    Although there are many good arguments for legalising prostitution I don’t think South Africa is ready for something like that. Far better we spend the money and resources on sex education, rape education and gender equality training for all South African men and women. Its quite shocking how prevalent the minister’s misguided views are among the majority of South Africans – even well educated young men have been heard to say ‘If I must ask twice then I’m just taking it!’

    Rape is not about sex or desire – it is about hate, humiliation, retaliation and physical violence. Rape is murder of the soul.

  • afronooit

    In Africa the position of women remains very low. The adulateion that JZ and Iron Mike Tyson receive make further argument unnecessary.

  • Eagle

    I agree with your point Carol, but what baffles me is how Jacob Zuma gets so much support from women’s groups that are supposedly, opposed to rape.

    My other point is that there appears to be some differences in how various cultures see rape and prostitution and, if a person from a particular majority culture sees the issues in the way that George Lekgetho does, the viewpoint of minority cultures such as mine, as a white male, might not be that relevant and the point might have to be acceded to.

  • Michael Graaf

    While it´s easy to reach consensus that we need, as a society, to do something about the sex industry, and to deal with rapists, if one thinks through the practicalities any current proposals are problematic.

    While there are clear instances of prostitution, there are probably even more borderline cases. Criminalisation, as we have now, encourages the blurring.
    “Removing [rapists] from society”, unless applied in the extreme sense of the old SA, means jailing them; not only expensive but the opposite of rehabilitation.
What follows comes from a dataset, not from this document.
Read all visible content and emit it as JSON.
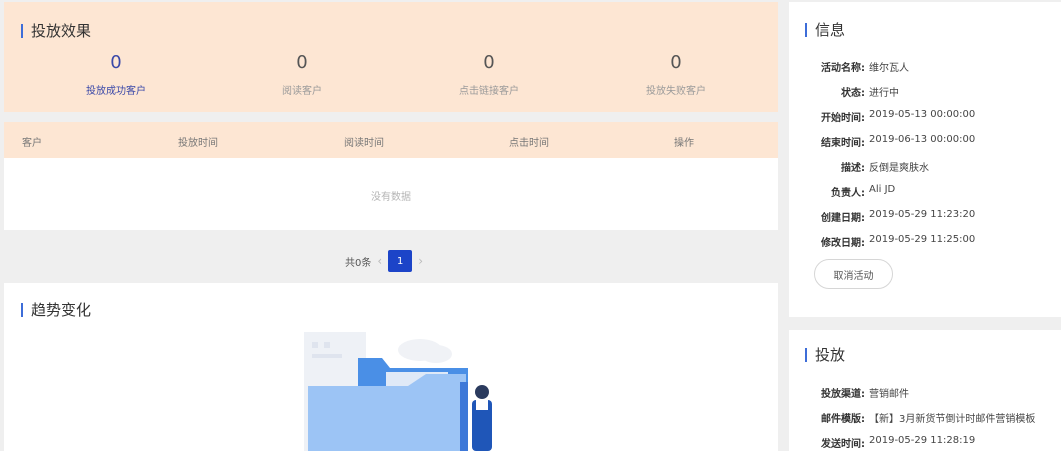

While some may gloat at the prospect of rapists being raped in jail, can´t we rather address the cause (patriarchal culture) than the symptoms?

  • Bwanadon

    Seems some of the responders think (roughly translated) “If it makes money it must be OK”.
    Then why not legalize and unionize armed robbery; or, for that matter, all criminal activity…after all, it makes money and we could tax it. This mindset could open up whole new worlds of opportunity!

    How about a Protection Racket Union?…a Murder-for-Hire Association?…Arsonists Incorporated?

    On the other hand it just may be that MP Lekgetho has a sexual problem of his own.

  • Richard Mungwara

    Let the prostitutes decides for themselves. What do we know about the trade for us to make a well informed decission.They need to have a governing body,regulations and conducts. There is alot at stake. Some people will take advantage of these prostitutes, pimps and human trafficking not to mention aids.What is so special about World cup that is important than human lives.

  • Pieter

    “Most men have a profound respect for women”

    I wholeheartedly agree. My pet theory about sexism is that men believe women think they are lower-class animals who cannot control themselves… and women believe men think they aren’t self-sufficient (among other things). Truth is, many more men respect women and many more women respect men than you would think! We often get angry at an illusory foe.

    As far the main content of the article: I don’t personally endorse prostitution because I believe it to be exploitative. However, prostitution will happen. And right now prostitution is a particularly dehumanizing profession in South Africa. Practically speaking, prostitutes would be better served if they could be assured of their safety and it would be good to take steps to curb the spread of STDs. This may happen if prostitution gets legalized, although I’m not sure about the specifics. The legalization of prostitution could be good or bad for SA and the devils are in the details. But I still find the presumption that men are animals that can’t control their urges offensive.